I started cooking at the age of 10. I was always trying to help my grandma out in the kitchen, only to be chased out from it, and became the ‘rebellious’ child of the family. I fought for what I wanted to study when I was 15 years old – ignoring my dad’s advice of ‘how being in the kitchen would mean losing precious time with friends and family’, and unfortunately for me, I had to experience some of those painful moments.
Since young, I knew that I wanted to turn my hobby and love for cooking into a career. However, I learnt the hard way that some things should remain as a hobby (although my ultimate goal is still to have a café and restaurant of my own in the future but let’s leave that for another post).
I got out of the F&B industry in 2015 and decided to take on a whole new path – in being a Strategist here at C27. I know, I know.

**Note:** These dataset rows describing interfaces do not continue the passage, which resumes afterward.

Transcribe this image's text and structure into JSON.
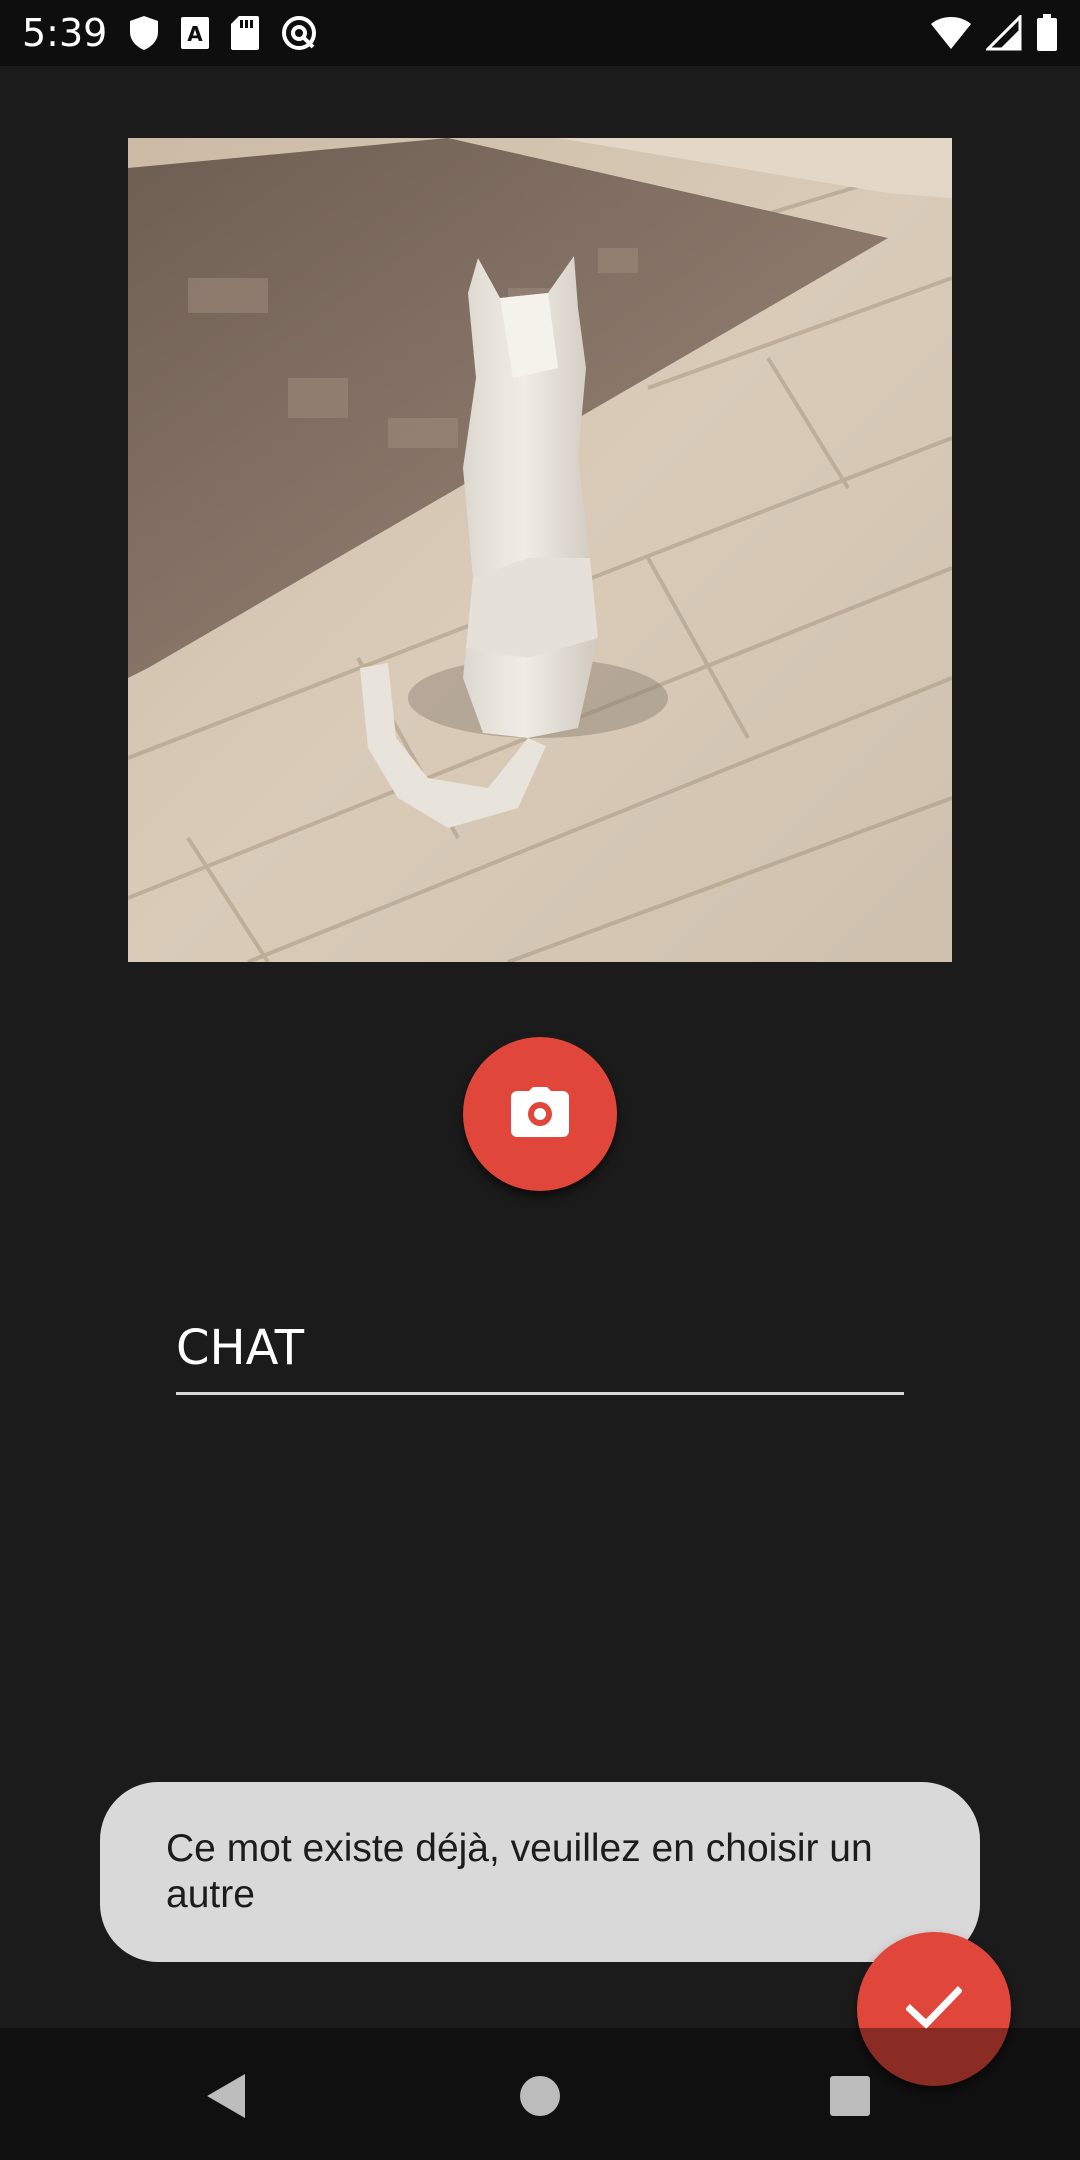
{
  "status_bar": {
    "time": "5:39",
    "left_icons": [
      "shield-icon",
      "font-a-icon",
      "sd-card-icon",
      "sync-icon"
    ],
    "right_icons": [
      "wifi-icon",
      "signal-icon",
      "battery-icon"
    ]
  },
  "photo": {
    "subject": "white low-poly cat figurine on wooden floor"
  },
  "camera_button": {
    "icon": "camera-icon",
    "accent": "#e0473a"
  },
  "word_input": {
    "value": "CHAT",
    "placeholder": ""
  },
  "toast": {
    "message": "Ce mot existe déjà, veuillez en choisir un autre"
  },
  "confirm_button": {
    "icon": "check-icon",
    "accent": "#e0473a"
  },
  "nav_bar": {
    "buttons": [
      "back-icon",
      "home-icon",
      "recents-icon"
    ]
  }
}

It’s completely different. Almost scary, even. But it’s not all that bad.
So what does it feel like to take on this role after working in the kitchen for a while? It’s actually same, same but different. Let me tell you why.
1. You Gotta Keep It Together!
One thing I’ve learned from working in the F&B industry is that teamwork and communication are absolutely essential and that goes the same with being in whichever industry but more so in an advertising agency. Can you imagine an environment without good teamwork? Well, I can’t because that would be absolute madness. Also, without communication, so many things would go wrong. For example, a lot of angry customers = extra revisions needed/a lot of time wasted.
2. What’s That Tiny Thing?
It is all about the details. Is your dish up to standard? Is it visually appealing? Does it taste good? The same goes for our work, like creating content calendars. Everything has to be cohesive. Don’t do something for the sake of doing it (i.e. making something look IG-worthy).
Like how every ingredient on a plate has to make sense and complement one another, your content calendar should make sense with both copy and visual. Understanding what the target audience likes is important too because why serve something your audience doesn’t like? Also, one key takeaway I learnt from all of this is to check-in with your teammates – are they doing fine? Do they need help and how can we help them to make it work better?
3. Hello, Project Managers. Can I Get Timelines Plis?
One of the most valuable lessons I’ve learnt after being in the kitchen is the importance of managing timelines and being organised.
Back in culinary school, we were required to make a timeline sheet for our finals and our work station would always have to be kept organised. That said, being unorganised is a big no-no. Imagine being bad at managing timelines – all that hard work put into making a dish would probably be burnt by now. And if things do go wrong, what are the quick solutions to salvage it? I think learning culinary arts has taught me to always be quick on my feet.
All in all, my decision to make this jump into a whole new industry has made me realise that there’s really nothing to be scared of. I’d have to give a huge thanks to Fazil for inspiring me to write this blog post. During my interview, he asked, “How can you apply what you’ve learned in culinary, in being a Strategist?”
The views expressed by the authors on this blog do not necessarily reflect the views of C27, our CEO, the management, the fish in our fish tank, and/or all the awesome people within the agency. The content and opinions shared are the personal views of the author so please don’t sue us.
…or the author.